• **Work item**:
Count the lines below containing "scheduled"; state the number only.

(Extracted data entries)
_ _ _ _
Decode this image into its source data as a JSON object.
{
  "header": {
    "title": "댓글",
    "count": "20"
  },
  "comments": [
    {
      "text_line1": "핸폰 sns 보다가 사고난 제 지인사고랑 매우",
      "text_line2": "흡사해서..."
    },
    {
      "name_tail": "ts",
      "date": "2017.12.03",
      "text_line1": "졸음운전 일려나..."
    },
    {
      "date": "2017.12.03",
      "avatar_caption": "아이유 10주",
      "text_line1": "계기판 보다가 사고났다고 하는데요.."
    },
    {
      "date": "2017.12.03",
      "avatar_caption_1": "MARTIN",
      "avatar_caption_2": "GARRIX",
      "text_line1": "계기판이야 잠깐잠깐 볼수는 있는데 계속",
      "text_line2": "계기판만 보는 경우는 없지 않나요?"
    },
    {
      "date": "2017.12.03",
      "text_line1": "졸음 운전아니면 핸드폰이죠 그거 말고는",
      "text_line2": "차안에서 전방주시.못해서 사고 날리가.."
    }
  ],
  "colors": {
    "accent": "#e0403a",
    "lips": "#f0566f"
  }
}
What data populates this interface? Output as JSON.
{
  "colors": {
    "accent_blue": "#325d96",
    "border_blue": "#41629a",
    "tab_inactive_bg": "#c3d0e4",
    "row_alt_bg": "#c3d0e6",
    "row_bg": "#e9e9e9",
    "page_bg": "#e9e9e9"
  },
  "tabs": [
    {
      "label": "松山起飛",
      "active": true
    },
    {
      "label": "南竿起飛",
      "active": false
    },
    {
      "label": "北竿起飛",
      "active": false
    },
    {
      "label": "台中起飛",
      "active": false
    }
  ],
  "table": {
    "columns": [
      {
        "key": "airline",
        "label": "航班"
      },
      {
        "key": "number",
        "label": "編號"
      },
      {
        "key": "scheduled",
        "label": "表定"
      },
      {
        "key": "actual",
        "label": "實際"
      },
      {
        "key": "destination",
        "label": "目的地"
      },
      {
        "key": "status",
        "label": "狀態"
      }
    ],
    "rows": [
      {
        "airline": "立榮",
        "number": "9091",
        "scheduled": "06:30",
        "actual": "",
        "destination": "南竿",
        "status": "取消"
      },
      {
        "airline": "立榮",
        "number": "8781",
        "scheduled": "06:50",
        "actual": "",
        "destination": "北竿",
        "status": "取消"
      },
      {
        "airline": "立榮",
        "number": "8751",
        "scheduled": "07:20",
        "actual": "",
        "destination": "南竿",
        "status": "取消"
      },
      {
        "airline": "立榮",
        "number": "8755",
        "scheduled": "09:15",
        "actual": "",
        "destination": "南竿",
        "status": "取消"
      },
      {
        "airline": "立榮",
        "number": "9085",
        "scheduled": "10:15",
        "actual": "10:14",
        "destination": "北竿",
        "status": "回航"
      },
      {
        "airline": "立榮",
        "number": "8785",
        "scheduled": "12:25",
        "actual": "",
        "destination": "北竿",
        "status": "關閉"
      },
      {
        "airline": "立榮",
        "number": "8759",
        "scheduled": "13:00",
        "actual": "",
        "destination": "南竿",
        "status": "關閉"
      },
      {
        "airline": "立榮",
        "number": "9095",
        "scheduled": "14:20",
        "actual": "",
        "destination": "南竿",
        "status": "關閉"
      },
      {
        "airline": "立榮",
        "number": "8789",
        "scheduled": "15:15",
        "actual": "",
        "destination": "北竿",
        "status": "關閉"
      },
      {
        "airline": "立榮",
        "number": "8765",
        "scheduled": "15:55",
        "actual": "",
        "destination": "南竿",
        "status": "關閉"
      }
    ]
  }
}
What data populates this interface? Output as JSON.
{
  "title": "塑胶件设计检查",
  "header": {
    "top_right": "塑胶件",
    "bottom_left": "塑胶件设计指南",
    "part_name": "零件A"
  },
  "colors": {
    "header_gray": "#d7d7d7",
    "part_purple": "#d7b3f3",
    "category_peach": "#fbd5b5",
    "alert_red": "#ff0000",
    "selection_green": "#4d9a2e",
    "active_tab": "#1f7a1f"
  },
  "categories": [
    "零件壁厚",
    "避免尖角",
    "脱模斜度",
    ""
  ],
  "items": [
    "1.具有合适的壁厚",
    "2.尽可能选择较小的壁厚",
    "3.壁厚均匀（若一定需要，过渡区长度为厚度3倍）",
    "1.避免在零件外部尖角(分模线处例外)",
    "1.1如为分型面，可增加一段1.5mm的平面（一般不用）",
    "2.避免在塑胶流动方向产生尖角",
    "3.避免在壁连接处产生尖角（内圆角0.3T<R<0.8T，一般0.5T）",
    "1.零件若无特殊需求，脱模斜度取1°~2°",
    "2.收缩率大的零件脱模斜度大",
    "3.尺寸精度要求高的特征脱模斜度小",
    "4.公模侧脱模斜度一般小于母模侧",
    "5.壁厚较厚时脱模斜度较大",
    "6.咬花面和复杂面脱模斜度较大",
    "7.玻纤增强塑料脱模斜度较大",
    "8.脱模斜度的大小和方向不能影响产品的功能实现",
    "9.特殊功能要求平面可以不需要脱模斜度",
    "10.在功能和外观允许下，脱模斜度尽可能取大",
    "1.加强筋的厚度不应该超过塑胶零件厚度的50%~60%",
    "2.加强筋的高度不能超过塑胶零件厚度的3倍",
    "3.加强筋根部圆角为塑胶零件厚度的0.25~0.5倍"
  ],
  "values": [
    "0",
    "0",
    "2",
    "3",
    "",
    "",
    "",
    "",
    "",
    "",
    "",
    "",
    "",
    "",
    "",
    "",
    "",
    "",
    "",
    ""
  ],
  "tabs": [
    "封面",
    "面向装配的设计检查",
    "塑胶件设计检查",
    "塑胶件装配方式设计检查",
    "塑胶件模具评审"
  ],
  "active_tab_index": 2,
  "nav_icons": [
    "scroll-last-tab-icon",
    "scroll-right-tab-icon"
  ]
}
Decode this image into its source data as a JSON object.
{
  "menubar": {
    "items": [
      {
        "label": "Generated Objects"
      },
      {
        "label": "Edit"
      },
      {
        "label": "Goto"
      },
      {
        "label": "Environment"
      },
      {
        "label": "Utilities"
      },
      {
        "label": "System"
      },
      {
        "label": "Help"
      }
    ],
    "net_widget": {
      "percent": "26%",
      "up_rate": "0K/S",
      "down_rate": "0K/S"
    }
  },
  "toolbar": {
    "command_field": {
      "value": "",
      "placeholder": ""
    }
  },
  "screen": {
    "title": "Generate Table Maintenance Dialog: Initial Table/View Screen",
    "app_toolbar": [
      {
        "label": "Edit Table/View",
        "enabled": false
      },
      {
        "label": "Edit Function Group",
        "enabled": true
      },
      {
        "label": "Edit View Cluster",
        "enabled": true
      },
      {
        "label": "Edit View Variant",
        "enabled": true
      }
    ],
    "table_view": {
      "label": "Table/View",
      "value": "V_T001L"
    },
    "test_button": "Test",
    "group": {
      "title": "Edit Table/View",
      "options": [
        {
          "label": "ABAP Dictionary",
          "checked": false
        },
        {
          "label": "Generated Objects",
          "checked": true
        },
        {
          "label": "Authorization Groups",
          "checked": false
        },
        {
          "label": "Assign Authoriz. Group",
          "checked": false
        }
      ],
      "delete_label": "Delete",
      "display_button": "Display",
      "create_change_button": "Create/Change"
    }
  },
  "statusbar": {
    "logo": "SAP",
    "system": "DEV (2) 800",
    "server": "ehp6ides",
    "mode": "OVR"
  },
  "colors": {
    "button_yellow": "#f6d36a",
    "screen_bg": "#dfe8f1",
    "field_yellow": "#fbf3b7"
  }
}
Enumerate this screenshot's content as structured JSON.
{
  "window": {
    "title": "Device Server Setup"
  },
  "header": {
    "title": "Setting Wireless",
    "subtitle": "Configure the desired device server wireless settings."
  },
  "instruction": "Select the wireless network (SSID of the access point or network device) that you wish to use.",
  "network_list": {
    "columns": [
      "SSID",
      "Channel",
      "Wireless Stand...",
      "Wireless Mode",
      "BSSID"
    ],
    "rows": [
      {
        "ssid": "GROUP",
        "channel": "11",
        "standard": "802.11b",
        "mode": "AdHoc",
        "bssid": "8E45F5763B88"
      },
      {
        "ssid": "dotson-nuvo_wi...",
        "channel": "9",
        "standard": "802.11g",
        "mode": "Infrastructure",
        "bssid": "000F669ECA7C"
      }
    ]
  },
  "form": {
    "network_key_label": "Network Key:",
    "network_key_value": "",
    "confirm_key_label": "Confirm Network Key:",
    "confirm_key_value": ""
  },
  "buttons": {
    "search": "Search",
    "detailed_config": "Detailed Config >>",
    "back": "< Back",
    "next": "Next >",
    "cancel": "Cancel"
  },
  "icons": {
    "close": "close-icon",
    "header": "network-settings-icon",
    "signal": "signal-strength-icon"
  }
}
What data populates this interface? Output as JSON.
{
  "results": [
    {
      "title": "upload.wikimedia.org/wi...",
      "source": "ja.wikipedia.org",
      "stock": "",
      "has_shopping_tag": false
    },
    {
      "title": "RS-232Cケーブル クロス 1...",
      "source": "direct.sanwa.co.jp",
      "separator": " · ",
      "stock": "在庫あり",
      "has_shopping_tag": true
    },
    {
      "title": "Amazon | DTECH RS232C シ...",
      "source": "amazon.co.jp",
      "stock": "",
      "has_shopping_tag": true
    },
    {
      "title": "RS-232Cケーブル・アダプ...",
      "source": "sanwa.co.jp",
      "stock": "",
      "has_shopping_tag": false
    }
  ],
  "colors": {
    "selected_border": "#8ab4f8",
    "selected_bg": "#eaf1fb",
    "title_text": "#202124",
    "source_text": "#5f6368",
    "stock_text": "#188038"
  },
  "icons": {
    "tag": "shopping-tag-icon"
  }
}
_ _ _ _
• **Result for this exercise**:
11